Midwest Book Review, Amazon.com, September 11, 2010 (oddly enough)
However, I’m not sure where this came from:
“Electricland follows Agent Titania as she is faced with a series of female terrorists, and is tasked with figuring out their motivations and understanding how to fight back against them.”
Titania is the leader of the Seven Sirens, not their nemesis or something.
Part 1 of 7; Part 2 of 7; Part 3 of 7; Part 4 of 7; Part 5 of 7; Part 6 of 7; Part 7 of 7
For those of who’d rather read this as a pdf, it’s here: Electricland_by_Mayerson_Serialization_Pages. Ain’t I nice?
“Women wielding pens was much a much more uncommon thing. ‘The Lady Actress: Recovering the Lost Legacy of a Victorian American Superstar’ is a biography of Anna Cora Mowatt, telling the story of one of the first American playwrights, who got her start in the middle of the nineteenth century. Independent yet traditional, her life was an intriguing duality of the emerging role of the women during her era. An intriguing look at society and the arts through one woman, “The Lady Actress” is a choice pick, highly recommended.”
The Lady Actress review at Amazon, October 8, 2010
“This isn’t your kid sister’s wizard story. At one point, I checked the front and back for author bio because my neck tickled with the thought “is this woman a wizard herself?” A brilliant and understandable “coming of age” tale, with an adult sensibility and keen insight into the human condition of parental expectation, a young person’s intense desire for free will and adventure, and the difficult, often painful transition to adulthood.

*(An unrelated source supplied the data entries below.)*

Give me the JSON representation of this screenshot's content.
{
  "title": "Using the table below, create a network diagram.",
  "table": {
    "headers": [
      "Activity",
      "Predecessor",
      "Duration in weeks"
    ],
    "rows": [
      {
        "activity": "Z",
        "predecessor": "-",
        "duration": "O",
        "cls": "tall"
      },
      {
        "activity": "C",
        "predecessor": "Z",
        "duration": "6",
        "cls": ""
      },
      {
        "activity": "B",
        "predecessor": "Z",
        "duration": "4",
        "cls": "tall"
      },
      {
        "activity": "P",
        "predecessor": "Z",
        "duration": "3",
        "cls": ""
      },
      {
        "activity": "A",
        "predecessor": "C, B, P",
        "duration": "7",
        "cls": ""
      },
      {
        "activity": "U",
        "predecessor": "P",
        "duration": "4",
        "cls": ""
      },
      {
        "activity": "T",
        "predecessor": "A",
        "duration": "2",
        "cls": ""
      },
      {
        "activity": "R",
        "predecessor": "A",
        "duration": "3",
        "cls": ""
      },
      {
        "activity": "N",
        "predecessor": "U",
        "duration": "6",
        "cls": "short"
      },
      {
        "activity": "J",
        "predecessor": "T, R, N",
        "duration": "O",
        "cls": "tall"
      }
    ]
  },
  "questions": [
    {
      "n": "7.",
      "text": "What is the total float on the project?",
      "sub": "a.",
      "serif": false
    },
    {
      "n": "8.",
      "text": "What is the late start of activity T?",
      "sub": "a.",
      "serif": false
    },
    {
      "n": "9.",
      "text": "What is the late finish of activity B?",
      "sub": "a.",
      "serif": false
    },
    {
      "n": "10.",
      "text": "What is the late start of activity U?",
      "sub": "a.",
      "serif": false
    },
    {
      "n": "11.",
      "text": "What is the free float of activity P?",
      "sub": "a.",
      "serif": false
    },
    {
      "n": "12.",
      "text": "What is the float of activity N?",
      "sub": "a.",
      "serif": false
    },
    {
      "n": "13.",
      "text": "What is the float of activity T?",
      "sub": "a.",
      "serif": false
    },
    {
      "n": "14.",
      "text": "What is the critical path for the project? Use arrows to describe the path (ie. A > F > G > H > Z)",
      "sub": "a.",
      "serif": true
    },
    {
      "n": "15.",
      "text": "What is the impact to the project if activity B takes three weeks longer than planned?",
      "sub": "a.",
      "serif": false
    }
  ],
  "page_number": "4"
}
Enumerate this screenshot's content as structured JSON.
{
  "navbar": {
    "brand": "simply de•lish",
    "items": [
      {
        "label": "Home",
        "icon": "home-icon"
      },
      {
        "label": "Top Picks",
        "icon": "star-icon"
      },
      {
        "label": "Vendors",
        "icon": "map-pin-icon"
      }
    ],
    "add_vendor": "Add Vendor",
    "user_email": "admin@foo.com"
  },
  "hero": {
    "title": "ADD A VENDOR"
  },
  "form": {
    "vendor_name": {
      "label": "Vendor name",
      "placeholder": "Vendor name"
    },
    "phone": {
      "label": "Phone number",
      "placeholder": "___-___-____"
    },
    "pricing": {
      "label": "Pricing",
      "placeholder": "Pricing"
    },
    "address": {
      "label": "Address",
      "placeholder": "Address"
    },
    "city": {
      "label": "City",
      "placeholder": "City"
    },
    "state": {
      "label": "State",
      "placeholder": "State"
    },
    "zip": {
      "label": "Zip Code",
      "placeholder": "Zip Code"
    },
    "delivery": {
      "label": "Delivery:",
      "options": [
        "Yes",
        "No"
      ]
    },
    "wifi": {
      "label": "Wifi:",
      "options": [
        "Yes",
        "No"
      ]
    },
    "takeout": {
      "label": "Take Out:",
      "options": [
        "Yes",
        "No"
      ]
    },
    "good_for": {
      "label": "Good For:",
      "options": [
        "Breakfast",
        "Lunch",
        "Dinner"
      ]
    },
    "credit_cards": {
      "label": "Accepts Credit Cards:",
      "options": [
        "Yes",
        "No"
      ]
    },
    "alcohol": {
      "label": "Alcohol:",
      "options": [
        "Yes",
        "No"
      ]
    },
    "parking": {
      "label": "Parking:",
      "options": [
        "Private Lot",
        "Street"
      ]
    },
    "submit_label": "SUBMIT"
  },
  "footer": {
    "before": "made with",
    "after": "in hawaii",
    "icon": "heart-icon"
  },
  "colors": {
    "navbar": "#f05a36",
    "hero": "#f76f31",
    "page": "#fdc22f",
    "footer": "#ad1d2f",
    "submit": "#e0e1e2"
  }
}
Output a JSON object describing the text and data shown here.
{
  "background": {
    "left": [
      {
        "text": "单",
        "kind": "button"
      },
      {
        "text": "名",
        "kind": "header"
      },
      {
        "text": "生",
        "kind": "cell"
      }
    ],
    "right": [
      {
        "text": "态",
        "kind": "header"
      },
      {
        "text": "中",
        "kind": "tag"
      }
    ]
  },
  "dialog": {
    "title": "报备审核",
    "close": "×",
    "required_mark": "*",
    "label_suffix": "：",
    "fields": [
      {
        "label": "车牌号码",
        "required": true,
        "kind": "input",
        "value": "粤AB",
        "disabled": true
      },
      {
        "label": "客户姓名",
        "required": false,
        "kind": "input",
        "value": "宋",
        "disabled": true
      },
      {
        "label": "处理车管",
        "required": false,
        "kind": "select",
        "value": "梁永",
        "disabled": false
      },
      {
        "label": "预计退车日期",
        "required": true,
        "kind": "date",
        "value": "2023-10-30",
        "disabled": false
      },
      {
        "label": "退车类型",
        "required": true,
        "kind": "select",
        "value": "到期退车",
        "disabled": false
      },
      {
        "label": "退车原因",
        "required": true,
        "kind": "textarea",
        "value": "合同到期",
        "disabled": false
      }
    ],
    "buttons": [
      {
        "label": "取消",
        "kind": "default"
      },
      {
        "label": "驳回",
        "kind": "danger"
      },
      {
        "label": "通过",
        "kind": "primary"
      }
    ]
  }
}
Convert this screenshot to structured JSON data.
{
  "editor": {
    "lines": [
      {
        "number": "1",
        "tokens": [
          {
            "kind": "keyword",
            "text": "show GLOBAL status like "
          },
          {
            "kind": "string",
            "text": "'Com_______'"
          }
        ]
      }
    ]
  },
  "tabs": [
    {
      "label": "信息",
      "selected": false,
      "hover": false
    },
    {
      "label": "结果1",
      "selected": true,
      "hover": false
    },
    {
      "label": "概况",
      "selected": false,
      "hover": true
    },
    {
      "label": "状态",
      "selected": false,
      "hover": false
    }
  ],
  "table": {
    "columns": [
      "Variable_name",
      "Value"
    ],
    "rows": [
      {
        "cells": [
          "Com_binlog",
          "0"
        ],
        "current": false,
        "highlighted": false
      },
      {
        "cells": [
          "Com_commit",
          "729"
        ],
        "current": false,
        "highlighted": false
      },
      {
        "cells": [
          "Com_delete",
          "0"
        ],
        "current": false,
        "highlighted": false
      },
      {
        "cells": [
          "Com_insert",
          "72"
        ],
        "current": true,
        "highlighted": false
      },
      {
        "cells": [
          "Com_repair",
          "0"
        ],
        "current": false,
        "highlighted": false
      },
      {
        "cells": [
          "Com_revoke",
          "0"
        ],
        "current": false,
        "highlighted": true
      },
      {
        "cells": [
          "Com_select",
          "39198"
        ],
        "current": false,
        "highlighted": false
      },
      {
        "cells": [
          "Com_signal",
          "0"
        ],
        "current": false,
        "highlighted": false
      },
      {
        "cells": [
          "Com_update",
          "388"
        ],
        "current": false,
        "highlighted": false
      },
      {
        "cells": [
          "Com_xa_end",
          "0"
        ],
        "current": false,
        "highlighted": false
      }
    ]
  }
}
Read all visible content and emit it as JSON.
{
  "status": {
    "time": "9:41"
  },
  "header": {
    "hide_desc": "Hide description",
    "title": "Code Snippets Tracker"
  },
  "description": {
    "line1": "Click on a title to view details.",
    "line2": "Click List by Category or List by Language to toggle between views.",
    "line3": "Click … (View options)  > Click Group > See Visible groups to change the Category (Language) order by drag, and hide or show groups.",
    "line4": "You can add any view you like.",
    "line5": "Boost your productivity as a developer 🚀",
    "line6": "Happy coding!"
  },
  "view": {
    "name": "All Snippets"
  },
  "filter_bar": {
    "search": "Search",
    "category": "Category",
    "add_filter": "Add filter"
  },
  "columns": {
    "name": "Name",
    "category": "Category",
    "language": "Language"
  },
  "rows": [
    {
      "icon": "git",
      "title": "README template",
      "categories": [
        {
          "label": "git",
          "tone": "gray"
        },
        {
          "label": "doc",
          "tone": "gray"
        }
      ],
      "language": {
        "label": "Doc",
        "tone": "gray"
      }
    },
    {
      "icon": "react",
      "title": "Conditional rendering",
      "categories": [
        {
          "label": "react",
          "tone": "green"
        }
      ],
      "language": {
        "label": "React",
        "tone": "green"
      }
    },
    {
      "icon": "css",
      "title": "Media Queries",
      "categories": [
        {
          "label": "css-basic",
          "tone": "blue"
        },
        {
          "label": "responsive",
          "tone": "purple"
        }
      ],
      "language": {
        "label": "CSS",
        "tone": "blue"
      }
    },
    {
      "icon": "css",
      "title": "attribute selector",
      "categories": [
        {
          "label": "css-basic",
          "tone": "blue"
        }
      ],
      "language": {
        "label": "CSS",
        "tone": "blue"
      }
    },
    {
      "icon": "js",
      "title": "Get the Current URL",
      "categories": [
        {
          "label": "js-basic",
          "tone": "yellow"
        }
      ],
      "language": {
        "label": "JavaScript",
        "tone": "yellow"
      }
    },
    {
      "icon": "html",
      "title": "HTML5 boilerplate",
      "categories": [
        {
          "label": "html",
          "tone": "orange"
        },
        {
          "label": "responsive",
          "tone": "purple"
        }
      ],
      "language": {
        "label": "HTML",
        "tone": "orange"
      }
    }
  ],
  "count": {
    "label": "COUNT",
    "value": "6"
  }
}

The alternate dimension setting with no Industrial Revolution is excellent to remove the cluttered background of technological whatnot. We focus on the young man, his struggle, his growth.”
GoodReads.com, by Linda, July 20, 2010
“The Wizard’s Son is the story of Orlan, the son of a barmaid, who comes to find that he’s also the son of the most powerful wizard. After the death of his mother, Orlan is taken from the only life he’s ever known, to live with his father and begin his training to become a wizard.”
GoodReads.com by Catrina, June 13, 2010
“A very in-depth book, “The Lady Actress” took me back to a moment in time when actresses were frowned upon and called derogatory names. I could almost feel myself morphing into Anna Cora Mowatt, the person for whom the book is written. She was indeed very much a lady, even though society held a stigma regarding the proper place for women (which was not in the theaters that Mowatt frequented). Society has evolved so much since then, but it is interesting to see exactly how prejudiced the masculine mind was back then.”
GoodReads.com, by Stephanie, July 12, 2010
The Wizard’s Son is reviewed at Amazon by Loucypher Justin and by Johnathan Gladen.
The Wizard’s Son reviewed at Young Adult Books Central.